Entries shown –
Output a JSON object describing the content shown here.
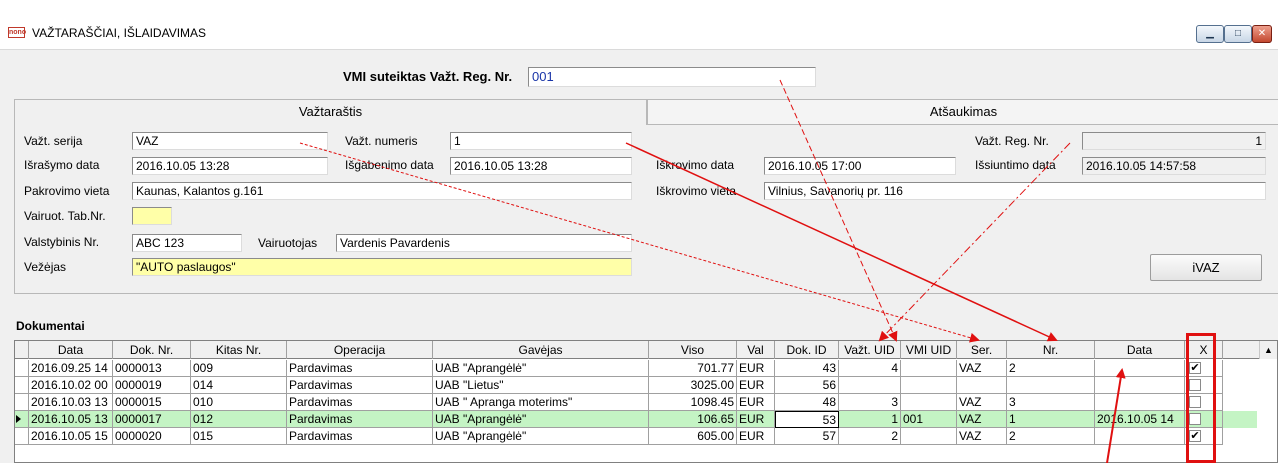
{
  "window": {
    "title": "VAŽTARAŠČIAI, IŠLAIDAVIMAS",
    "app_icon_text": "nono",
    "controls": {
      "minimize": "▁",
      "maximize": "□",
      "close": "✕"
    }
  },
  "reg": {
    "label": "VMI suteiktas Važt. Reg. Nr.",
    "value": "001"
  },
  "tabs": {
    "vaztarastis": "Važtaraštis",
    "atsaukimas": "Atšaukimas"
  },
  "form": {
    "serija_label": "Važt. serija",
    "serija": "VAZ",
    "numeris_label": "Važt. numeris",
    "numeris": "1",
    "israsymo_label": "Išrašymo data",
    "israsymo": "2016.10.05 13:28",
    "isgabenimo_label": "Išgabenimo data",
    "isgabenimo": "2016.10.05 13:28",
    "pakrovimo_label": "Pakrovimo vieta",
    "pakrovimo": "Kaunas, Kalantos  g.161",
    "tabnr_label": "Vairuot. Tab.Nr.",
    "tabnr": "",
    "valst_label": "Valstybinis Nr.",
    "valst": "ABC 123",
    "vairuotojas_label": "Vairuotojas",
    "vairuotojas": "Vardenis Pavardenis",
    "vezejas_label": "Vežėjas",
    "vezejas": "\"AUTO paslaugos\"",
    "iskrovimo_data_label": "Iškrovimo data",
    "iskrovimo_data": "2016.10.05 17:00",
    "iskrovimo_vieta_label": "Iškrovimo vieta",
    "iskrovimo_vieta": "Vilnius, Savanorių pr. 116",
    "vazt_reg_label": "Važt. Reg. Nr.",
    "vazt_reg": "1",
    "issiuntimo_label": "Išsiuntimo data",
    "issiuntimo": "2016.10.05 14:57:58",
    "ivaz_button": "iVAZ"
  },
  "documents": {
    "label": "Dokumentai",
    "columns": [
      "Data",
      "Dok. Nr.",
      "Kitas Nr.",
      "Operacija",
      "Gavėjas",
      "Viso",
      "Val",
      "Dok. ID",
      "Važt. UID",
      "VMI UID",
      "Ser.",
      "Nr.",
      "Data",
      "X"
    ],
    "rows": [
      {
        "data": "2016.09.25 14",
        "dok_nr": "0000013",
        "kitas_nr": "009",
        "operacija": "Pardavimas",
        "gavejas": "UAB \"Aprangėlė\"",
        "viso": "701.77",
        "val": "EUR",
        "dok_id": "43",
        "vazt_uid": "4",
        "vmi_uid": "",
        "ser": "VAZ",
        "nr": "2",
        "data2": "",
        "x": "✔",
        "selected": false
      },
      {
        "data": "2016.10.02 00",
        "dok_nr": "0000019",
        "kitas_nr": "014",
        "operacija": "Pardavimas",
        "gavejas": "UAB \"Lietus\"",
        "viso": "3025.00",
        "val": "EUR",
        "dok_id": "56",
        "vazt_uid": "",
        "vmi_uid": "",
        "ser": "",
        "nr": "",
        "data2": "",
        "x": "",
        "selected": false
      },
      {
        "data": "2016.10.03 13",
        "dok_nr": "0000015",
        "kitas_nr": "010",
        "operacija": "Pardavimas",
        "gavejas": "UAB \" Apranga moterims\"",
        "viso": "1098.45",
        "val": "EUR",
        "dok_id": "48",
        "vazt_uid": "3",
        "vmi_uid": "",
        "ser": "VAZ",
        "nr": "3",
        "data2": "",
        "x": "",
        "selected": false
      },
      {
        "data": "2016.10.05 13",
        "dok_nr": "0000017",
        "kitas_nr": "012",
        "operacija": "Pardavimas",
        "gavejas": "UAB \"Aprangėlė\"",
        "viso": "106.65",
        "val": "EUR",
        "dok_id": "53",
        "vazt_uid": "1",
        "vmi_uid": "001",
        "ser": "VAZ",
        "nr": "1",
        "data2": "2016.10.05 14",
        "x": "",
        "selected": true
      },
      {
        "data": "2016.10.05 15",
        "dok_nr": "0000020",
        "kitas_nr": "015",
        "operacija": "Pardavimas",
        "gavejas": "UAB \"Aprangėlė\"",
        "viso": "605.00",
        "val": "EUR",
        "dok_id": "57",
        "vazt_uid": "2",
        "vmi_uid": "",
        "ser": "VAZ",
        "nr": "2",
        "data2": "",
        "x": "✔",
        "selected": false
      }
    ]
  },
  "scroll_up": "▲",
  "annotation_color": "#e01010"
}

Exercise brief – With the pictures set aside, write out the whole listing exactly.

Task solution –
Output a JSON object describing the content shown here.
{
  "window": {
    "title": "VAŽTARAŠČIAI, IŠLAIDAVIMAS",
    "app_icon_text": "nono",
    "controls": {
      "minimize": "▁",
      "maximize": "□",
      "close": "✕"
    }
  },
  "reg": {
    "label": "VMI suteiktas Važt. Reg. Nr.",
    "value": "001"
  },
  "tabs": {
    "vaztarastis": "Važtaraštis",
    "atsaukimas": "Atšaukimas"
  },
  "form": {
    "serija_label": "Važt. serija",
    "serija": "VAZ",
    "numeris_label": "Važt. numeris",
    "numeris": "1",
    "israsymo_label": "Išrašymo data",
    "israsymo": "2016.10.05 13:28",
    "isgabenimo_label": "Išgabenimo data",
    "isgabenimo": "2016.10.05 13:28",
    "pakrovimo_label": "Pakrovimo vieta",
    "pakrovimo": "Kaunas, Kalantos  g.161",
    "tabnr_label": "Vairuot. Tab.Nr.",
    "tabnr": "",
    "valst_label": "Valstybinis Nr.",
    "valst": "ABC 123",
    "vairuotojas_label": "Vairuotojas",
    "vairuotojas": "Vardenis Pavardenis",
    "vezejas_label": "Vežėjas",
    "vezejas": "\"AUTO paslaugos\"",
    "iskrovimo_data_label": "Iškrovimo data",
    "iskrovimo_data": "2016.10.05 17:00",
    "iskrovimo_vieta_label": "Iškrovimo vieta",
    "iskrovimo_vieta": "Vilnius, Savanorių pr. 116",
    "vazt_reg_label": "Važt. Reg. Nr.",
    "vazt_reg": "1",
    "issiuntimo_label": "Išsiuntimo data",
    "issiuntimo": "2016.10.05 14:57:58",
    "ivaz_button": "iVAZ"
  },
  "documents": {
    "label": "Dokumentai",
    "columns": [
      "Data",
      "Dok. Nr.",
      "Kitas Nr.",
      "Operacija",
      "Gavėjas",
      "Viso",
      "Val",
      "Dok. ID",
      "Važt. UID",
      "VMI UID",
      "Ser.",
      "Nr.",
      "Data",
      "X"
    ],
    "rows": [
      {
        "data": "2016.09.25 14",
        "dok_nr": "0000013",
        "kitas_nr": "009",
        "operacija": "Pardavimas",
        "gavejas": "UAB \"Aprangėlė\"",
        "viso": "701.77",
        "val": "EUR",
        "dok_id": "43",
        "vazt_uid": "4",
        "vmi_uid": "",
        "ser": "VAZ",
        "nr": "2",
        "data2": "",
        "x": "✔",
        "selected": false
      },
      {
        "data": "2016.10.02 00",
        "dok_nr": "0000019",
        "kitas_nr": "014",
        "operacija": "Pardavimas",
        "gavejas": "UAB \"Lietus\"",
        "viso": "3025.00",
        "val": "EUR",
        "dok_id": "56",
        "vazt_uid": "",
        "vmi_uid": "",
        "ser": "",
        "nr": "",
        "data2": "",
        "x": "",
        "selected": false
      },
      {
        "data": "2016.10.03 13",
        "dok_nr": "0000015",
        "kitas_nr": "010",
        "operacija": "Pardavimas",
        "gavejas": "UAB \" Apranga moterims\"",
        "viso": "1098.45",
        "val": "EUR",
        "dok_id": "48",
        "vazt_uid": "3",
        "vmi_uid": "",
        "ser": "VAZ",
        "nr": "3",
        "data2": "",
        "x": "",
        "selected": false
      },
      {
        "data": "2016.10.05 13",
        "dok_nr": "0000017",
        "kitas_nr": "012",
        "operacija": "Pardavimas",
        "gavejas": "UAB \"Aprangėlė\"",
        "viso": "106.65",
        "val": "EUR",
        "dok_id": "53",
        "vazt_uid": "1",
        "vmi_uid": "001",
        "ser": "VAZ",
        "nr": "1",
        "data2": "2016.10.05 14",
        "x": "",
        "selected": true
      },
      {
        "data": "2016.10.05 15",
        "dok_nr": "0000020",
        "kitas_nr": "015",
        "operacija": "Pardavimas",
        "gavejas": "UAB \"Aprangėlė\"",
        "viso": "605.00",
        "val": "EUR",
        "dok_id": "57",
        "vazt_uid": "2",
        "vmi_uid": "",
        "ser": "VAZ",
        "nr": "2",
        "data2": "",
        "x": "✔",
        "selected": false
      }
    ]
  },
  "scroll_up": "▲",
  "annotation_color": "#e01010"
}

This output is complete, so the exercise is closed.